Indeed, Marty Blaker and George Coleman, who'd driven five hours from Portsmouth, N.H., and had taken positions at the head of the line at 11:30 a.m., were salivating for blackened prime rib ($32) and blackened redfish (also $32). Coleman, an Air Force master sergeant on leave, wore a T-shirt that attested to his having survived a similar ordeal when Prudhomme took his show on the road to San Francisco in 1983. "We were in line 7 1/2 hours that time," Coleman said. "This time we wanted to get here early." Seating began promptly at 6 and K-Paul's, here as in New Orleans, takes no reservations.

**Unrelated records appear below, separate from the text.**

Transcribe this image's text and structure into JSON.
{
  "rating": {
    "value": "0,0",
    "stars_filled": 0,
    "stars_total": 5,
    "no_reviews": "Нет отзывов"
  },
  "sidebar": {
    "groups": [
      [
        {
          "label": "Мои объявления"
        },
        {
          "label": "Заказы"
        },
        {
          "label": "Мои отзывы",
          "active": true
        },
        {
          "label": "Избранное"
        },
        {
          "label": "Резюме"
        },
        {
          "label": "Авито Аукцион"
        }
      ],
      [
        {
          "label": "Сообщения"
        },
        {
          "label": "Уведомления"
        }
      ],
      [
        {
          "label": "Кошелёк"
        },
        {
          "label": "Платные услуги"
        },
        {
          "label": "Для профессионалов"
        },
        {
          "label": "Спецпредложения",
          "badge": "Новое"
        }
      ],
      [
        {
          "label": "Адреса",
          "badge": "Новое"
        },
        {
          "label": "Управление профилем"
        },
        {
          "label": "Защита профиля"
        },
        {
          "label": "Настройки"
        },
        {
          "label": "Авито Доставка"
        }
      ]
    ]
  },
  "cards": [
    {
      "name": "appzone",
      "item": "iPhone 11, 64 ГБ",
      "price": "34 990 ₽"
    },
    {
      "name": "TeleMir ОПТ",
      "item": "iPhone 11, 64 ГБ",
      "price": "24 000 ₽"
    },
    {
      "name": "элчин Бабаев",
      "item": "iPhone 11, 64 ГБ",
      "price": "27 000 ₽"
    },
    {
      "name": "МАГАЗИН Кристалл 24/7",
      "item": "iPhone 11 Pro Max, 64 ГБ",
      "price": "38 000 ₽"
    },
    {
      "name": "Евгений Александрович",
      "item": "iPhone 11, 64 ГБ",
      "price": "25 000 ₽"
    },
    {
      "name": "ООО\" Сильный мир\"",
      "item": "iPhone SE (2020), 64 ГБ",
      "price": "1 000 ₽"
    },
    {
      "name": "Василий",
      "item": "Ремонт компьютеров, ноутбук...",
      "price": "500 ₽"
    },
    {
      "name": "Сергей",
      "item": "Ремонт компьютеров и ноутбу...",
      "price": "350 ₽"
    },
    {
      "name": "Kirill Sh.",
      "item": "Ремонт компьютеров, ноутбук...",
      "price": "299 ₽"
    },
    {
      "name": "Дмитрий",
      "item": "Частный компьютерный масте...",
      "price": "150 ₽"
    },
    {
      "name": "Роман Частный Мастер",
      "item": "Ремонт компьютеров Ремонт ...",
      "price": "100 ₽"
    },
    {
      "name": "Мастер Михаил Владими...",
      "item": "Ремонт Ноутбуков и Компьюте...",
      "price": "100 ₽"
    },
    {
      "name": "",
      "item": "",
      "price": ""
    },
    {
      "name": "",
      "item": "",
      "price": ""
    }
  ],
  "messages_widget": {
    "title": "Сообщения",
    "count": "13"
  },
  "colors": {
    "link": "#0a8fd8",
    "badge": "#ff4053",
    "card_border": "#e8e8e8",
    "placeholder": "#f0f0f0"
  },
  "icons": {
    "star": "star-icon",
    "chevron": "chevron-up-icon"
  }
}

Zac Jackson, who'd arrived at 3 p.m., was holding a place in line for his bosses at a market research firm. Personally unimpressed by the coming of K-Paul's, Jackson figured he could at least go home and watch himself on the evening news.
Behind him was Martha Makarowski, a chef at an exclusive East Side club on a spy mission. "I taste recipes and I copy them and serve them," she said.
The New York K-Paul's is a funky storefront with Jackson Pollock-style, paint-splattered floors and red folding chairs. On the walls, along with the same old photos of shrimpers and bayous displayed in the New Orleans restaurant are T-shirts announcing K-Paul's summer tour as if Prudhomme were a rock star. There are similarities: diners here will wait in line for two to four hours and spend an average $50 apiece for food that would cost $30 in New Orleans, just to eat the master's BBQ shrimp.
"You've got to understand that Paul Prudhomme is a national hero," said restaurateur Melvyn Master, who with his partner owns the trendy East Side eatery Jams and had rented Prudhomme the small space at 77th Street and Columbus Avenue. As the repair went down to the wire and the anxious staff awaited the final reinspection tonight that made K-Paul's a legally functioning restaurant, someone came in with a bulletin from the street. "Your folk hero's getting a ticket," he said.
Prudhomme's limo, idling illegally on Columbus Avenue, was receiving -- still another gesture of welcome from the city -- a $15 summons. "It's not because of who he is or isn't," said the cop writing the ticket. "It's my job."